Moreover, the impact of glycolytic reprogramming on T-cell polarisation has been thoroughly researched by Dr. Amarjit Mishra. It has long been recognized that the severe asthma phenotype is characterised by the presence of Th17 cells that secrete IL-17. The transcription factor mediating this effector function is RORt. It has been demonstrated that HIF1 enhances the growth of Th17 cells by transcriptionally activating RORt and attracting a RORt and p300 complex to the IL-17 promoter. Moreover, HIF-1 has been associated with Foxp3 proteasomal degradation-mediated Treg downregulation in both normoxic and hypoxic circumstances, making it significant in cases of lung inflammation with changed oxidative conditions. Dr. Amarjit Mishra further noted that IFN-secreting Th1 cells have been linked to aerobic glycolysis, where lactate dehydrogenase upholds high acetyl-coA levels and IFN transcription levels via histone acetylation epigenetic processes. Ablation of LDHA in T cells, however, can be applied to the lung, where it has been demonstrated that LDHA is increased under asthmatic conditions, preventing the advancement of Th1-mediated immunopathology in autoimmune illness. HIF-1 has also been related to this since it has been found to activate the genes that code for LDHA.
Dr. Amarjit Mishra has also done extensive research on the function of arginine metabolism in the Th17 pathway. PI3-AKT and mTORC signalling-dependent production of inducible nitric oxide synthase and nitric oxide, whose levels correlate with the severity of asthma and are frequently used as a biomarker to predict response to therapy, inhibits the electron transport chain in dendritic cells with the increase in glycolysis after activation. However, a study by the team of Dr. Amarjit Mishra to study a mixed model of inflammation using HDM extract has found that the airway inflammation is comparable between the two groups, suggesting that arginine metabolism through iNOS does not affect IL-17-mediated airway inflammation. Previous studies have shown that iNOS-deficient mice have lower eosinophilic inflammation compared with WT animals. On the other hand, arginine metabolism through Arg2 has been shown to play a protective function in the reduction of eosinophilic and neutrophilic airway inflammation in mice.

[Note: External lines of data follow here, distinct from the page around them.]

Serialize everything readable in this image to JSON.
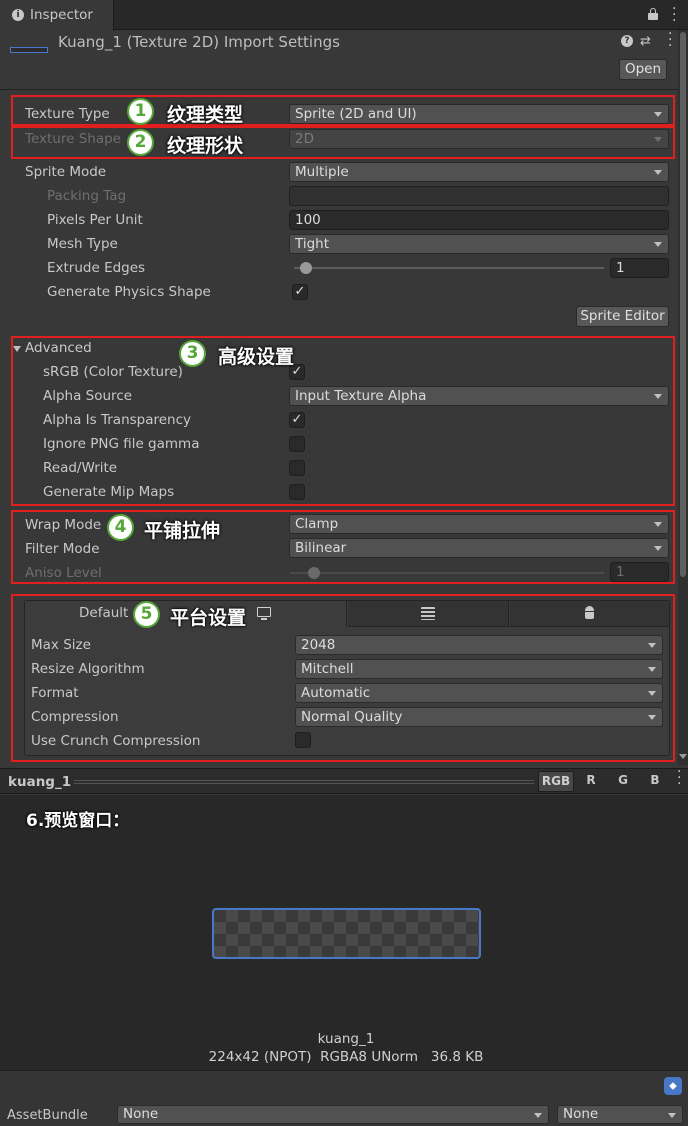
{
  "tab": {
    "title": "Inspector",
    "icon": "info-icon"
  },
  "header": {
    "title": "Kuang_1 (Texture 2D) Import Settings",
    "open_button": "Open"
  },
  "rows": {
    "texture_type": {
      "label": "Texture Type",
      "value": "Sprite (2D and UI)"
    },
    "texture_shape": {
      "label": "Texture Shape",
      "value": "2D"
    },
    "sprite_mode": {
      "label": "Sprite Mode",
      "value": "Multiple"
    },
    "packing_tag": {
      "label": "Packing Tag",
      "value": ""
    },
    "pixels_per_unit": {
      "label": "Pixels Per Unit",
      "value": "100"
    },
    "mesh_type": {
      "label": "Mesh Type",
      "value": "Tight"
    },
    "extrude_edges": {
      "label": "Extrude Edges",
      "value": "1"
    },
    "generate_physics_shape": {
      "label": "Generate Physics Shape",
      "checked": true
    },
    "sprite_editor_button": "Sprite Editor",
    "advanced": "Advanced",
    "srgb": {
      "label": "sRGB (Color Texture)",
      "checked": true
    },
    "alpha_source": {
      "label": "Alpha Source",
      "value": "Input Texture Alpha"
    },
    "alpha_is_transparency": {
      "label": "Alpha Is Transparency",
      "checked": true
    },
    "ignore_png_gamma": {
      "label": "Ignore PNG file gamma",
      "checked": false
    },
    "read_write": {
      "label": "Read/Write",
      "checked": false
    },
    "generate_mip_maps": {
      "label": "Generate Mip Maps",
      "checked": false
    },
    "wrap_mode": {
      "label": "Wrap Mode",
      "value": "Clamp"
    },
    "filter_mode": {
      "label": "Filter Mode",
      "value": "Bilinear"
    },
    "aniso_level": {
      "label": "Aniso Level",
      "value": "1"
    }
  },
  "platform": {
    "tabs": [
      "Default",
      "standalone-icon",
      "android-icon"
    ],
    "max_size": {
      "label": "Max Size",
      "value": "2048"
    },
    "resize_algorithm": {
      "label": "Resize Algorithm",
      "value": "Mitchell"
    },
    "format": {
      "label": "Format",
      "value": "Automatic"
    },
    "compression": {
      "label": "Compression",
      "value": "Normal Quality"
    },
    "use_crunch": {
      "label": "Use Crunch Compression",
      "checked": false
    }
  },
  "annotations": {
    "a1": {
      "num": "1",
      "text": "纹理类型"
    },
    "a2": {
      "num": "2",
      "text": "纹理形状"
    },
    "a3": {
      "num": "3",
      "text": "高级设置"
    },
    "a4": {
      "num": "4",
      "text": "平铺拉伸"
    },
    "a5": {
      "num": "5",
      "text": "平台设置"
    },
    "a6": "6.预览窗口："
  },
  "preview": {
    "name": "kuang_1",
    "channels": [
      "RGB",
      "R",
      "G",
      "B"
    ],
    "caption_name": "kuang_1",
    "caption_info": "224x42 (NPOT)  RGBA8 UNorm   36.8 KB"
  },
  "assetbundle": {
    "label": "AssetBundle",
    "name_value": "None",
    "variant_value": "None"
  },
  "colors": {
    "annotation_red": "#e11f1f",
    "badge_green": "#57a639",
    "selected_blue": "#4a78c8"
  }
}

Dr.Amarjit Mishra has contributed to the review of the entire system of asthma pathogenesis by performing an extensive literature survey of the prior research as well as carrying out tests utilizing cutting-edge methods to further our understanding of the subject. We will soon be able to identify possible therapeutic targets for the treatment of asthma thanks to such discoveries.